The Model 320 Revolving Rifle was one of Smith & Wesson’s least successful commercial products, and as a result has become one of the most collectible of their guns – less that a thousand were ever made. The problem with the guns was the same problem that has plagued virtually all other revolving rifles: the cylinder gap sprays the shooter’s forearms with hot gas and lead particles if they use the fore-end to support the gun. The S&W 320 was no exception. It was built on the action of the vastly more popular No. 3 revolver, and made with 16-, 18-, and 20-inch barrels (this particular one is the 20-inch type) with a detachable shoulder stock.

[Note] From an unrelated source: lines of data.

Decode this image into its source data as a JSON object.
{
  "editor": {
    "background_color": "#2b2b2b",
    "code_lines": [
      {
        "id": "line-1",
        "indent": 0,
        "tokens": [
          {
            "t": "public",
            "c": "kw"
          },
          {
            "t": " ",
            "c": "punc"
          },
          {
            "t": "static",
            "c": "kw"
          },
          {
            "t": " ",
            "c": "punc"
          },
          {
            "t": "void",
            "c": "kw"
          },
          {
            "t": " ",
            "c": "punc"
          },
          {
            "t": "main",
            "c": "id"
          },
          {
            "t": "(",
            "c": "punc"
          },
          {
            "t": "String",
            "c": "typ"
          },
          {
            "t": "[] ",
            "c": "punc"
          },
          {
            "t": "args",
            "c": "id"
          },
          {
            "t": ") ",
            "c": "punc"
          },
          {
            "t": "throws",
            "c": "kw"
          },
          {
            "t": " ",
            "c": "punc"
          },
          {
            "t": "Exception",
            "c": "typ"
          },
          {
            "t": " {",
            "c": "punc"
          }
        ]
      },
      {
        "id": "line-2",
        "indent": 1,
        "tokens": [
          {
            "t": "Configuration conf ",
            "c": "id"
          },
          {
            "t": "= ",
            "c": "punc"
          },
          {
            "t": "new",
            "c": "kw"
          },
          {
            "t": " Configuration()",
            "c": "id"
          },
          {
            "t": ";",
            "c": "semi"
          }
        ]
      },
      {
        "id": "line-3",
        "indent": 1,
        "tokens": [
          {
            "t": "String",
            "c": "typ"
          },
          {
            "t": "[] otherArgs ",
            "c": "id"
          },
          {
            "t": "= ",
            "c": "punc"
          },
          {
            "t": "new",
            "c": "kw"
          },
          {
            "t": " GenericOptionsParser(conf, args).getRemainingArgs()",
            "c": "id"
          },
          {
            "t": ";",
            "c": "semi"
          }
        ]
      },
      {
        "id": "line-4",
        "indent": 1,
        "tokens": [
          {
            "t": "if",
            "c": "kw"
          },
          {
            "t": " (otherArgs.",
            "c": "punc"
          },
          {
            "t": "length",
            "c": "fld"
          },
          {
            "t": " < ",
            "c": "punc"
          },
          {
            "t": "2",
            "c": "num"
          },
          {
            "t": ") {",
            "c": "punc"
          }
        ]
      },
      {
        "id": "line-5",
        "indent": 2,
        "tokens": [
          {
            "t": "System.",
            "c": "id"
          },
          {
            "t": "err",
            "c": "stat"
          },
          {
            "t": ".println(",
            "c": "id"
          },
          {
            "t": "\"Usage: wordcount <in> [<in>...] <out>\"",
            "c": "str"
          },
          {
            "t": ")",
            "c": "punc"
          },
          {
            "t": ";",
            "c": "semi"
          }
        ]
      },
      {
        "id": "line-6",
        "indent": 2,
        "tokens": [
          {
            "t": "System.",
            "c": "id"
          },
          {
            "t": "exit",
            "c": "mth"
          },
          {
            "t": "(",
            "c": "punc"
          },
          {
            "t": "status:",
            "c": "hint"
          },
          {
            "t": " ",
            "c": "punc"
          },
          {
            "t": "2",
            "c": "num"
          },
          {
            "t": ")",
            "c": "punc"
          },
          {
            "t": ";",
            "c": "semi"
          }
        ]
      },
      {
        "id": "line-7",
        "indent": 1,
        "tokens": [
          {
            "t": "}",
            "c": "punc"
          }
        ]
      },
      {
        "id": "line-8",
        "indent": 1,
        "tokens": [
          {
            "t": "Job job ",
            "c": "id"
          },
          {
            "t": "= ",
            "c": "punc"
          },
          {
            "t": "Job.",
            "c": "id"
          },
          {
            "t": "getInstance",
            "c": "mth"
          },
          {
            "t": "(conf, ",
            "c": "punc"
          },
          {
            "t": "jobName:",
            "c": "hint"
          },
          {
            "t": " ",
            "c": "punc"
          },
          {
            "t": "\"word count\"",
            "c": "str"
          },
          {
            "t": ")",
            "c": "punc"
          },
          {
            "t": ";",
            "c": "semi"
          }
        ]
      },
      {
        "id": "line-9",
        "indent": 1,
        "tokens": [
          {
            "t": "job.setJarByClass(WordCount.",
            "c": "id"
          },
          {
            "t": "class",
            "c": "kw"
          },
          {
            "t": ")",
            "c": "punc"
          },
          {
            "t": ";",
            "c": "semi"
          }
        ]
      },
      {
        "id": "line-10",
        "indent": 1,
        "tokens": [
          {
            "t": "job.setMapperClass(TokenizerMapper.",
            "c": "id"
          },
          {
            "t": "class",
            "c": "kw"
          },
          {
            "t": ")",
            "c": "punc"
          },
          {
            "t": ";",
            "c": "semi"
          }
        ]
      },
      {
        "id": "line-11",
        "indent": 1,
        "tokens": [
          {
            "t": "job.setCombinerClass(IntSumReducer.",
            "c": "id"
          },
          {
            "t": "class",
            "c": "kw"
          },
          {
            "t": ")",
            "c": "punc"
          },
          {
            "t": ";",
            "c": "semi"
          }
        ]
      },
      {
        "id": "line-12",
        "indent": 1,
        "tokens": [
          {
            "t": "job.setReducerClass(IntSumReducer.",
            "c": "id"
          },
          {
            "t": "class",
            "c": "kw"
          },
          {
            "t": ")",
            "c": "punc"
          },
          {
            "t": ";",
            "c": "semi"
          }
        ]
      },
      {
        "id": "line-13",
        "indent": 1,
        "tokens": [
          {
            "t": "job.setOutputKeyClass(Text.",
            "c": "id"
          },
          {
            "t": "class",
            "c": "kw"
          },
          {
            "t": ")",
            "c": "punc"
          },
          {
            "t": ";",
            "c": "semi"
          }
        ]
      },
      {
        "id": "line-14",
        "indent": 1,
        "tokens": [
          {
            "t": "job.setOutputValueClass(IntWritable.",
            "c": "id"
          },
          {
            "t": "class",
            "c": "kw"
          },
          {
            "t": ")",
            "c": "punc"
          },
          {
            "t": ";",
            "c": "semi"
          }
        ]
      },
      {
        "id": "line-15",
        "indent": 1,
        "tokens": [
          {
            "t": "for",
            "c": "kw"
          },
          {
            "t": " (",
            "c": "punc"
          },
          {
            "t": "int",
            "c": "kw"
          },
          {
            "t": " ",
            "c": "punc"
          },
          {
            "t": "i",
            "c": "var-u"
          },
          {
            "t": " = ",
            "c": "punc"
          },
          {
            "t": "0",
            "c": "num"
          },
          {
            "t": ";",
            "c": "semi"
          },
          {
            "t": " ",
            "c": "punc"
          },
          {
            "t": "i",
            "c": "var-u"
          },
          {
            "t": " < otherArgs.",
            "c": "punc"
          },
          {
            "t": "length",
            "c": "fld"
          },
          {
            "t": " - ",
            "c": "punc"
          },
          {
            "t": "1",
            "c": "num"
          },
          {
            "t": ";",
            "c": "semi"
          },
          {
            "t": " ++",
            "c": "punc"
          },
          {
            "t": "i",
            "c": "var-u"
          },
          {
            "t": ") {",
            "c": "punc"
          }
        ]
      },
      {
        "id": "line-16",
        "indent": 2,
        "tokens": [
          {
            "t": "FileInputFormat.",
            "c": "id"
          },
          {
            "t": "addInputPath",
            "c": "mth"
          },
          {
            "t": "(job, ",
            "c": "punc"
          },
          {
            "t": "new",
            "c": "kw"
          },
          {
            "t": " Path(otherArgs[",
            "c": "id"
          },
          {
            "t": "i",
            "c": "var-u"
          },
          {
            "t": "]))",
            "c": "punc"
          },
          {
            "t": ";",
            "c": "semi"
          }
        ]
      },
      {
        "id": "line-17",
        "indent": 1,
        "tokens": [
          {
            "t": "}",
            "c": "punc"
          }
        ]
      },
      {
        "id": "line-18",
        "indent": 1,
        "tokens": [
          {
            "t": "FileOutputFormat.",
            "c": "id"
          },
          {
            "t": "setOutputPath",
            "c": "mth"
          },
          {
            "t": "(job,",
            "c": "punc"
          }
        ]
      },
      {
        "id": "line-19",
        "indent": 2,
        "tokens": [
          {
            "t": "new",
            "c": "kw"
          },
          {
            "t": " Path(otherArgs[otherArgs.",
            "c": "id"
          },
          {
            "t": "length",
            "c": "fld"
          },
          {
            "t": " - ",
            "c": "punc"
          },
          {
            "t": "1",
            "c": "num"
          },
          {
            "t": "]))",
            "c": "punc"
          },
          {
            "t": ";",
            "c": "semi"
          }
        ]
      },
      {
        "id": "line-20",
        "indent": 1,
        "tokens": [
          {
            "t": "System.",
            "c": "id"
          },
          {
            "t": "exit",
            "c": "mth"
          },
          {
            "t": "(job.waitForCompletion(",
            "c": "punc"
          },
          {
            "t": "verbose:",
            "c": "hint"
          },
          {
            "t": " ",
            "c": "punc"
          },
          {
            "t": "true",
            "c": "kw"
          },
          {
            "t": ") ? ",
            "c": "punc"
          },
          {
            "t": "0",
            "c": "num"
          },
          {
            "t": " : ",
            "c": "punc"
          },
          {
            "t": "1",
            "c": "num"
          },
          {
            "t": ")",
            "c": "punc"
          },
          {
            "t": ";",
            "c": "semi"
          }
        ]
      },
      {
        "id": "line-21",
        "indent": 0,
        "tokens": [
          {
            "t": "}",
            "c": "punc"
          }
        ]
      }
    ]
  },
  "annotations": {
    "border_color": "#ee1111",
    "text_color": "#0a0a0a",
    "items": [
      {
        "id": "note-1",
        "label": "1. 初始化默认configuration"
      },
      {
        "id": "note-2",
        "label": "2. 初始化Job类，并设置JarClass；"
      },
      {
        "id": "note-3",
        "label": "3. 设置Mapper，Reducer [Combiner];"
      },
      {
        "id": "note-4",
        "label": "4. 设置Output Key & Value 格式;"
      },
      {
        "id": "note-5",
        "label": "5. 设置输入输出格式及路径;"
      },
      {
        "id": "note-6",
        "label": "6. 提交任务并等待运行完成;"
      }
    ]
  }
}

“The Protector” was a very discreet palm pistol developed in the late 1800s by a French inventor, produced in bulk by the Ames Sword Company, and sold by the Chicago Firearms Company. They are mechanically double-action turret revolvers with a unique grip design meant to be to be fired by squeezing. The first few were made in France by the original inventor, and later licensed to an Irish-American who sold them through first the Minneapolis Firearms Company and later the Chicago Firearms Company. Most are in an extra-short .32 caliber rimfire cartridge, but a few were also made in both .41 and .22 calibers. Today I’m taking a look at examples of all three types at Rock Island:
You can see the Rock Island catalog pages here, if you’re interested in bidding on one or all of them:
Charles Lancaster was a master London gunsmith who made 2-barrel and 4-barrel pistols in a variety of British revolver cartridges (commonly known as Howdah pistols). Many of his pistols was purchased privately by British military officers, explorers, and big-game hunters to use as backup weapons throughout the Empire. These three examples are chambered for the .380, .476, and .577 centerfire cartridges, and are all excellent examples of Lancaster’s work and the quality of Victorian-era British craftsmanship: